Because the written description doctrine prevents inventors from filing patent applications too early, the doctrine has long operated with the conceit that the more knowledge a PHOSITA possesses about the field, the less a patent must show to demonstrate possession of that invention.15 With antibodies, however, a paradox has emerged. In the early days of the industry, when scientists often knew little about the precise molecular and genetic structures of antibodies and lacked tools to easily find them, the law permitted broad patents covering any antibody that bound to a particular target with a certain specificity; identifying those characteristics was the only practical way to describe newly discovered antibodies.16 Now that scientists understand the chemical structure of antibodies better—including an appreciation for just how genetically diverse antibodies are, even those that bind to a single target—functional patent claims to antibodies’ antigens are routinely being held invalid for failing the enablement or written description doctrines.17 Today, scientists know that the discovery of one or even dozens of antibodies that bind to a particular target with a particular specificity doesn’t exclude the possibility that many other antibodies with different structures do the same.18 Instead of requiring scientists to disclose more information when their colleagues start out knowing less, patent law now requires them to disclose more information about each invention when their colleagues know more. This development cuts against patent law’s precept that “there is an inverse correlation between the level of skill and knowledge in the art and the specificity of disclosure necessary to satisfy the written description requirement.”19 We call this the antibody patent paradox.

The antibody patent paradox may be part of a broader shift in patent doctrine, what one of us has called “the death of genus claims.”20 Or it may be an extension of the concerns about the abuse of functional claiming in other areas like software.21 Or it could be the result of trying to fit one of the most complex biological molecules we know in the single, convoluted sentence that is a patent claim.22 Or perhaps it is simply the result of a circumstance in which the more we learn, the more we learn what we don’t know.23 We explore all of these possibilities.24

Regardless of the explanation, the antibody patent paradox lies at the heart of several critical questions in patent policy: how broad patent claims should be to encourage invention; whether patent law is and should be technology-specific; and how we accommodate follow-on innovation after an initial, pioneering disclosure.25 If we get those questions wrong, we could end up with a second paradox—how the patent-fueled success of antibody technology made it impossible to get the very kinds of patents that drove innovation in the first place. As a matter of innovation policy, we think the end of functional antibody claims is a problem, but the likely effects on innovation are complicated. We suggest some possible middle ground that might save narrower antibody genus claims.

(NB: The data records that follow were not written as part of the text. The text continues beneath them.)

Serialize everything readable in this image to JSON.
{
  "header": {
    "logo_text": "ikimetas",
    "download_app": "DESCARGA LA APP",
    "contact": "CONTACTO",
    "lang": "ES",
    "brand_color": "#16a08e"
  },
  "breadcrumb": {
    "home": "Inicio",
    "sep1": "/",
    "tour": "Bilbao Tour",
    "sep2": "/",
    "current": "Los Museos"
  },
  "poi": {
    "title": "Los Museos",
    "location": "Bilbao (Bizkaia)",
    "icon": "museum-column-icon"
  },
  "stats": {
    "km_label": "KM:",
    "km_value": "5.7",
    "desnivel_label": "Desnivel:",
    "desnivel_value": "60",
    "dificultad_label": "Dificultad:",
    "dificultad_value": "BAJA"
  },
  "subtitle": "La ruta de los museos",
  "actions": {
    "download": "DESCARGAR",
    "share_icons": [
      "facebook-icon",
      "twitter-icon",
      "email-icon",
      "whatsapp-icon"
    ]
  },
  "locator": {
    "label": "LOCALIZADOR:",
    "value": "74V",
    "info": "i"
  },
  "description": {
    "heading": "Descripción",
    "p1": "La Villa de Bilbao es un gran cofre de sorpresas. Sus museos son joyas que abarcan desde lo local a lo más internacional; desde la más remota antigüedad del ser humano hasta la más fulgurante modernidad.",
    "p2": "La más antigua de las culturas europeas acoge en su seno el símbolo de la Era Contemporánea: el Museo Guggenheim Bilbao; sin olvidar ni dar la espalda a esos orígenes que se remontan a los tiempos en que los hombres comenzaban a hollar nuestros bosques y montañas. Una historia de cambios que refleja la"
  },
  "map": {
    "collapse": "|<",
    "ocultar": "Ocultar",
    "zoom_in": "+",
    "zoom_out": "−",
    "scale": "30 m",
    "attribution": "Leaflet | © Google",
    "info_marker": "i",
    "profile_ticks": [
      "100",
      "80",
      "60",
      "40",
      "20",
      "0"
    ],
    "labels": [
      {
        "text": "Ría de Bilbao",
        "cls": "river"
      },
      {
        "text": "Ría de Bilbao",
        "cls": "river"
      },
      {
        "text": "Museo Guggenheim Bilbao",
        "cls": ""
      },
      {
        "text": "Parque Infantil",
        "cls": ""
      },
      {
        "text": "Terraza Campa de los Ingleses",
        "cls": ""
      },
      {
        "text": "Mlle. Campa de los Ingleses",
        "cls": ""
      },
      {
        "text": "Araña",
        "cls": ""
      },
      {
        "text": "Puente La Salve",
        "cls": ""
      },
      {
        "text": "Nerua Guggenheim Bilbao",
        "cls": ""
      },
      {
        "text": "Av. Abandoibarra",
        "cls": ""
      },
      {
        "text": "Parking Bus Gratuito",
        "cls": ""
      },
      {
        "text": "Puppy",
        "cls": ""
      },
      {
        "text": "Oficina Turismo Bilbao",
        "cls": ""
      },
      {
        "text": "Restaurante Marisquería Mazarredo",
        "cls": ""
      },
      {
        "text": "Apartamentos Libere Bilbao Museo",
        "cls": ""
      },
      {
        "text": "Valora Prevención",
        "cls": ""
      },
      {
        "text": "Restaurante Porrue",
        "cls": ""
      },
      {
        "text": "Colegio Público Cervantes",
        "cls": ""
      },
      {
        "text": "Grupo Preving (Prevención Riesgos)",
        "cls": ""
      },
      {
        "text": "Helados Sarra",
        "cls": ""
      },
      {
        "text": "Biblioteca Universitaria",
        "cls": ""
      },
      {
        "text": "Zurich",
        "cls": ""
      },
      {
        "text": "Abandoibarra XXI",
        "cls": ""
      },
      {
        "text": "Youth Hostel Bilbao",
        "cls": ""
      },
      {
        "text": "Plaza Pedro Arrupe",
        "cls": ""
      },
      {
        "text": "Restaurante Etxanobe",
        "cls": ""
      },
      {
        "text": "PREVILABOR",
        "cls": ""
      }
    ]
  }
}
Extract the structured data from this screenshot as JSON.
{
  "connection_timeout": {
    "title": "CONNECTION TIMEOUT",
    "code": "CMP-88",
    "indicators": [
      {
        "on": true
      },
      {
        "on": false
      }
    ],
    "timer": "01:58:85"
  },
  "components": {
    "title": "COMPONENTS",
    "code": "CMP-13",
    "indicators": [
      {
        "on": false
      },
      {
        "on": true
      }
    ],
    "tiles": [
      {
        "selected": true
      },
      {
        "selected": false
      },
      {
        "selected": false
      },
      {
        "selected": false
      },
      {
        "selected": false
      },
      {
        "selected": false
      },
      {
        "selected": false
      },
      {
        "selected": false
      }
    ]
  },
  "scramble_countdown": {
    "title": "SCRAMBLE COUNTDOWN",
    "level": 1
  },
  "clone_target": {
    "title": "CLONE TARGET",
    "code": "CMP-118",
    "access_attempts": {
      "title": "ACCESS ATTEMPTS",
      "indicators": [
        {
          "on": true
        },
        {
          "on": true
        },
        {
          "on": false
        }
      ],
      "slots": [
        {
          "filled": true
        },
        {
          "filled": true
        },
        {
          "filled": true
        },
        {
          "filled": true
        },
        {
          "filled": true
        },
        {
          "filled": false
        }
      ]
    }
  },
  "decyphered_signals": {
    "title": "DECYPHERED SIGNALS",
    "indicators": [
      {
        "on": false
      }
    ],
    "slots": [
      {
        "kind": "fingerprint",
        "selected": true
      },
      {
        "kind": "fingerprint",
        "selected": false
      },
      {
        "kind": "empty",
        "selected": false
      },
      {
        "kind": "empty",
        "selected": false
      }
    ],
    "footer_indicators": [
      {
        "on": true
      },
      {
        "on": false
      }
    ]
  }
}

In Part I, we explain the science of antibodies, how it has changed, and why antibodies are so complex. In Part II, we discuss the parallel history of the law, beginning with broad protection for functional antibody claims and ending with the current period of hostility to antibody patents. Part III considers several possible explanations for this shift, none of which are completely satisfactory. In Part IV, we explain how the antibody patent paradox is central to many of the current policy debates in patent law, and we offer some guidance as to how to resolve the paradox. We conclude by suggesting broader implications for the written description doctrine and patent claims for other complex technologies.